These are the basic building blocks of storytelling. I’ve seen this kind of thing in a few places before. Specifically, once you did enough writs for the Qeynos Guard in Everquest 2, guard members would sometimes stop and salute as you ran past them. I have to say, that felt fantastic. Presumably this was done, for EQ2 via special ad-hoc programming in a scripting language and added to the guards. Storybricks, at the level that was demoed to me, would codify that kind of thing, and make it easy for content creators, be they professional or amateur, to add this kind of thing to a virtual world.
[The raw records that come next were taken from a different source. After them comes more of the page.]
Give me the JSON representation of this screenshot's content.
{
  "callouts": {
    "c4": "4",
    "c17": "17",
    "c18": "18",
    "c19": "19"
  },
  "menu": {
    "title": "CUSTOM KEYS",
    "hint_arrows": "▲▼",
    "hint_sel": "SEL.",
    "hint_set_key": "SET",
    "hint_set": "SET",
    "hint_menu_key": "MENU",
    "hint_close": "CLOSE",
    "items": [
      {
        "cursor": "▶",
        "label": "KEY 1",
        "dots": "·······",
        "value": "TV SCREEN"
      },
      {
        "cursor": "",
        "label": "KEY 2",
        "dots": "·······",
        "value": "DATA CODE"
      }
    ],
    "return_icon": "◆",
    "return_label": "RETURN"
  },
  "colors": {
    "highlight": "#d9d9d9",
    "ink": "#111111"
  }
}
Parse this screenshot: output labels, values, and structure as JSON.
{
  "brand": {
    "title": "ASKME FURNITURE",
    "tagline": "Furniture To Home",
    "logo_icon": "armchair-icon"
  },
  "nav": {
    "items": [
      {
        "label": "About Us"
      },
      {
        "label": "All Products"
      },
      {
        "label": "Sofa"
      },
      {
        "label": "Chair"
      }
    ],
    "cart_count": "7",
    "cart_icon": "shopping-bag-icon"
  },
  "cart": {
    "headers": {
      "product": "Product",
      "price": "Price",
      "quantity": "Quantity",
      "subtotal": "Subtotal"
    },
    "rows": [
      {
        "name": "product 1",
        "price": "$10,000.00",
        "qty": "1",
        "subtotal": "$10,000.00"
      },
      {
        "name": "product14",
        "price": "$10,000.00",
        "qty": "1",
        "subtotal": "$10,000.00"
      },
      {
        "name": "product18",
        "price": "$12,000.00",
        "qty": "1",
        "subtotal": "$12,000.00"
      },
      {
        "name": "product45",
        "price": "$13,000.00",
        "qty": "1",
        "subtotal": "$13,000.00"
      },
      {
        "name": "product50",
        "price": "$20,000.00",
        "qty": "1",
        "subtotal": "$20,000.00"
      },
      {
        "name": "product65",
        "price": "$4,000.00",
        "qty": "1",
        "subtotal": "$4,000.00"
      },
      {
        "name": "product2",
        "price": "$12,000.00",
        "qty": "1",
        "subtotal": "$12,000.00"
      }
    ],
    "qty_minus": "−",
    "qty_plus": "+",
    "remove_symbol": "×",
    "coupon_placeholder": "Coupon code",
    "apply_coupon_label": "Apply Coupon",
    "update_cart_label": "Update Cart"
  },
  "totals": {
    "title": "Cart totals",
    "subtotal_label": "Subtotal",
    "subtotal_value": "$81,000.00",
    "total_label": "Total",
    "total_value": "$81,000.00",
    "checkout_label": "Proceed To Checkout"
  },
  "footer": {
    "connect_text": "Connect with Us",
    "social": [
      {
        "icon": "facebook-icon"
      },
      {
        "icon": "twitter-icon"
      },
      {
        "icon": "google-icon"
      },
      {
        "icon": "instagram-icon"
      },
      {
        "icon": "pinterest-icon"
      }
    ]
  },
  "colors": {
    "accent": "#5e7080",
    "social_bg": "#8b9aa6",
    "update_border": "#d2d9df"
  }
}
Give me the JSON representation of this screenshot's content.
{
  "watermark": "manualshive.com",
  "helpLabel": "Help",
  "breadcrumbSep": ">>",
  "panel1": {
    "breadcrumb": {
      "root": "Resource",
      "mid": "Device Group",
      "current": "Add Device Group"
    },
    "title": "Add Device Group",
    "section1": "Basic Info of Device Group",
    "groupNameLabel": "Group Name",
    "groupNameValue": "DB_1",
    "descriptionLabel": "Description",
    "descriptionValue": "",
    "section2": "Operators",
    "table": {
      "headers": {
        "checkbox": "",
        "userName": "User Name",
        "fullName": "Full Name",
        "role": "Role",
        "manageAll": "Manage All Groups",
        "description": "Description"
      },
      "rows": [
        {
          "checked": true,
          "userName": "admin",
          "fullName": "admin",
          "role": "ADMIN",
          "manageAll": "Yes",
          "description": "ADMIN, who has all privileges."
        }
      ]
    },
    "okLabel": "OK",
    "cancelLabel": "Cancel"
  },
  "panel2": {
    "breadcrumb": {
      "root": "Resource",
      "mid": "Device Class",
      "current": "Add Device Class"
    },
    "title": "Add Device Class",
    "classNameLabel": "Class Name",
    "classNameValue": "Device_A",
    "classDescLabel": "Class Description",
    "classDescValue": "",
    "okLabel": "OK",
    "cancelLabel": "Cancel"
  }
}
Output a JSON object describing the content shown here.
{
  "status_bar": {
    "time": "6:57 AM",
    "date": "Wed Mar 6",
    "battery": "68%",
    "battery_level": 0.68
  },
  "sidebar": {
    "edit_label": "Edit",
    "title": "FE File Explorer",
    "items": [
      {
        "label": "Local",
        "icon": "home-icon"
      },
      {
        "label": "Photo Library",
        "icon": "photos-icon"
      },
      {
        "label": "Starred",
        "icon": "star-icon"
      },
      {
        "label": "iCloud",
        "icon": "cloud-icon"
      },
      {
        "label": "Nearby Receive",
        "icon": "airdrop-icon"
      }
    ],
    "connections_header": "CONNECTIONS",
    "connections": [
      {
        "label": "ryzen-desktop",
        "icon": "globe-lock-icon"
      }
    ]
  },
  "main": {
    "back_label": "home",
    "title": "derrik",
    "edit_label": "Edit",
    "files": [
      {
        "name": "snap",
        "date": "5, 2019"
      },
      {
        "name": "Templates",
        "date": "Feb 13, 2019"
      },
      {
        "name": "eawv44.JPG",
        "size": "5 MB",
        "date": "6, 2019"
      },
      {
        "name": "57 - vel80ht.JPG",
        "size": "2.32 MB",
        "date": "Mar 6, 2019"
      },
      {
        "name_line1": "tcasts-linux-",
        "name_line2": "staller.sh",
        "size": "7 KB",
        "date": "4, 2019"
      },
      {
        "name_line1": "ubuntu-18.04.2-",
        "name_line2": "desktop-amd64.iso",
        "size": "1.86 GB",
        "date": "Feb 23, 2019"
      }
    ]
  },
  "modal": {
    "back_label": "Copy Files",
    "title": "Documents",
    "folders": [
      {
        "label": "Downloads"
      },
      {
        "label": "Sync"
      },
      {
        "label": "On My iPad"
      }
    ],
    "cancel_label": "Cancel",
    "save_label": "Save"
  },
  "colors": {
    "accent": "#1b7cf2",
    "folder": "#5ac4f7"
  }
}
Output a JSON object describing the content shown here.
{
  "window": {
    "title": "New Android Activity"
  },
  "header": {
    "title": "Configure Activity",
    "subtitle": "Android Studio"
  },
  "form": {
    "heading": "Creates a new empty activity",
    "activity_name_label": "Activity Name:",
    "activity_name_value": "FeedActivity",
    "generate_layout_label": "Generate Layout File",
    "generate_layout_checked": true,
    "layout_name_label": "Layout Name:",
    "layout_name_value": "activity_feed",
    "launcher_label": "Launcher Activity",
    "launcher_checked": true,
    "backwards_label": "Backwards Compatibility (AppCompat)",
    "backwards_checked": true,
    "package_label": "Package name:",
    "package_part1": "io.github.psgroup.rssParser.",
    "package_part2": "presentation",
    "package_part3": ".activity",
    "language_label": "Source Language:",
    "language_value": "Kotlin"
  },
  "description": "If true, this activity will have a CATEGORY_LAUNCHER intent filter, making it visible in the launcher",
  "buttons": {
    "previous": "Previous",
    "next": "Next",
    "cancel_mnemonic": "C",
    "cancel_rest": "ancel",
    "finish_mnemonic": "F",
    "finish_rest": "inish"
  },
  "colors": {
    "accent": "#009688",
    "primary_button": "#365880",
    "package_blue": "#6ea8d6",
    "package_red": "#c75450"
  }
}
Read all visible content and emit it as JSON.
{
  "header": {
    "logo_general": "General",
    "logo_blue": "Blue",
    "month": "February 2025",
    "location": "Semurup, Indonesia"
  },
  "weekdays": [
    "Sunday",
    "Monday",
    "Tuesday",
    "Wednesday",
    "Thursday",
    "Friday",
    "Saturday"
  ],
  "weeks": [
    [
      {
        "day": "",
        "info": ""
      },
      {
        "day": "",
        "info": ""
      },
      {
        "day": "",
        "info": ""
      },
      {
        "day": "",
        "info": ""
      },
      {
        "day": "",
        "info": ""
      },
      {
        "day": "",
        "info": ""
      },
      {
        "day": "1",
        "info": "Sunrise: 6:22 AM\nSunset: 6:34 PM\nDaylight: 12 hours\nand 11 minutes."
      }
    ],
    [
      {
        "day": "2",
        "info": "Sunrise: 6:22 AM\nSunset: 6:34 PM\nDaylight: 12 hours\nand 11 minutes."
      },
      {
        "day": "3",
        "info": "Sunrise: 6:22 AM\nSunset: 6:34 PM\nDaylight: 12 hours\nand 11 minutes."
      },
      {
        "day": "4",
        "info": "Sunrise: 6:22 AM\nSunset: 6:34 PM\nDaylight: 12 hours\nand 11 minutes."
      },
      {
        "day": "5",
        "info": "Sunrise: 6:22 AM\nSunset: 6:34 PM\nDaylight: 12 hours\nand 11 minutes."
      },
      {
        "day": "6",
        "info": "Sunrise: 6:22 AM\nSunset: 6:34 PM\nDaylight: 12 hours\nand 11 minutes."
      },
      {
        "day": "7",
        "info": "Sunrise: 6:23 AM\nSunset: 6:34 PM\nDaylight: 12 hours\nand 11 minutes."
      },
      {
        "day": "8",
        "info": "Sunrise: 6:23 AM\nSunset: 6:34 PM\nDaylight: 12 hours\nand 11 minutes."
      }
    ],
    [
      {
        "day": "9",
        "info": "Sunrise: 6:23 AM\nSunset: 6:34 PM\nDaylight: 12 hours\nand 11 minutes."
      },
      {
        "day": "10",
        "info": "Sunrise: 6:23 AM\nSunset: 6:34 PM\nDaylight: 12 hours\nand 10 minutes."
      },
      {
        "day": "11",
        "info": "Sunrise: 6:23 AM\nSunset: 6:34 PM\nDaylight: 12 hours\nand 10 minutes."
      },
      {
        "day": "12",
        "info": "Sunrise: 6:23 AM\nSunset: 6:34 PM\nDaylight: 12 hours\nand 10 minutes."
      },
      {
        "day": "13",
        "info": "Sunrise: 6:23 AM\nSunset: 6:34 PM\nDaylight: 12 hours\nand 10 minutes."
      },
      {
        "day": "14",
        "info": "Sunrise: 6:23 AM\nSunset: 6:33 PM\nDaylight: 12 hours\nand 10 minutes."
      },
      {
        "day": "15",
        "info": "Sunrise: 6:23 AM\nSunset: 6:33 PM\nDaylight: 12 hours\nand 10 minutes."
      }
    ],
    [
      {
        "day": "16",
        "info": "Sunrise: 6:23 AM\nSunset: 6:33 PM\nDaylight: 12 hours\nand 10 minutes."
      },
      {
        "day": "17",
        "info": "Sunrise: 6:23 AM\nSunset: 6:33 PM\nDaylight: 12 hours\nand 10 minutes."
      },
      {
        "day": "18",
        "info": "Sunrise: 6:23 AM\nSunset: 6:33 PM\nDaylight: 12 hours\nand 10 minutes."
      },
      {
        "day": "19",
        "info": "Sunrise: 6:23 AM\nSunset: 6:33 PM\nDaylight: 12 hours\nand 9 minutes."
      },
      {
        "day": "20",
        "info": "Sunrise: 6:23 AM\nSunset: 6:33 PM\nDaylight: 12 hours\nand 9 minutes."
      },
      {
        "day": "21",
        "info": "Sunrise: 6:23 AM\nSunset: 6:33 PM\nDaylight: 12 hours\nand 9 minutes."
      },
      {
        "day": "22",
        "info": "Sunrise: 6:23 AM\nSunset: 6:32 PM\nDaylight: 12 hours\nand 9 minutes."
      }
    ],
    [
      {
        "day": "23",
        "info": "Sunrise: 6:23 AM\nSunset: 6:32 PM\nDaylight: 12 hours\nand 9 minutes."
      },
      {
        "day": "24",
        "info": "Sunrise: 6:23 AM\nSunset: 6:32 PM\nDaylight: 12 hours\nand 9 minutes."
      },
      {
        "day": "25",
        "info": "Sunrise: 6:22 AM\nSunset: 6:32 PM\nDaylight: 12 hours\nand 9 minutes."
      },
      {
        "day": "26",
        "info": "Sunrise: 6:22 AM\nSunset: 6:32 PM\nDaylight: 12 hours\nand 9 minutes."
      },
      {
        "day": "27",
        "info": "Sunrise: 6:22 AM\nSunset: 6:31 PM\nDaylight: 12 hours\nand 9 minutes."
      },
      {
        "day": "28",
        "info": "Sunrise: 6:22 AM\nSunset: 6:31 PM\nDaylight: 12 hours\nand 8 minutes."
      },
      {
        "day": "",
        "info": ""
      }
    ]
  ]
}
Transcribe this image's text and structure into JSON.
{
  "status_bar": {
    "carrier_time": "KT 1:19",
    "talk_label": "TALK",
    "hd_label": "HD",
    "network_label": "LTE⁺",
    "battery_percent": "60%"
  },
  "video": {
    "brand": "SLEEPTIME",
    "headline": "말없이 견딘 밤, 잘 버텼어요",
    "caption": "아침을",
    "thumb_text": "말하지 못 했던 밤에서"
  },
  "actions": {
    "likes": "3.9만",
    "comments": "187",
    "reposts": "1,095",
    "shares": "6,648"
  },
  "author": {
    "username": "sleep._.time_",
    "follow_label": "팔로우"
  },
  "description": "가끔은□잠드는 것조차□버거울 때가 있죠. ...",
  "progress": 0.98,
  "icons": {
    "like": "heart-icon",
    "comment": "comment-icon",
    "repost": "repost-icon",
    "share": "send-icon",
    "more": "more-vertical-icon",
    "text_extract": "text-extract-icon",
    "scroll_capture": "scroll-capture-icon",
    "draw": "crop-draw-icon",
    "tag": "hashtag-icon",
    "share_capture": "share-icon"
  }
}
Tools matter a lot. I don’t think it’s a coincidence that writer productivity is a lot higher now than they were in the days of Tolkien, who wrote all of his manuscripts by hand in soft pencil and then wrote over them in ink. And at that level, Storybricks already looks to be something useful. The system will allow one to describe changes in attitude. For example, you might retrieve a Philtre from a crypt on behalf of a shopkeeper, and he will be grateful when he finds love. You might think that the point of the episode was that sword of smiting that the player gets, but it might be that the point was to make people happy, because that would foil some other plot. Or make someone like you. The potential for matchmaking is there, and that will definitely encourage competitive shipping. I can see it now: Factions competing between making Bella like Edward or Jacob more.

Err, never mind. Namaste isn’t really promising that. But they’re dreaming about it. Psychochild described to me, over that pizza, how you could have instances in which Bella preferred Edward and instances in which Bella preferred Jacob. (Actually he was talking about the dictator of Freeport Lucan D’Lere who has a crush on Bella and …. never mind) And by their interactions with those instances and the characters, one of those realities would get promoted to the default reality. ( I think we can safely say that three-ways are out of the question.)

So, I think they are on to something that players will like, and that’s possible. It’s a big job, though. But they have the sort of goals that, even if they don’t make all of them, they will still probably get something very cool. My only request is a Storybrick that says: “If (elf has red hair) then (NPC thinks he’s fabulous)”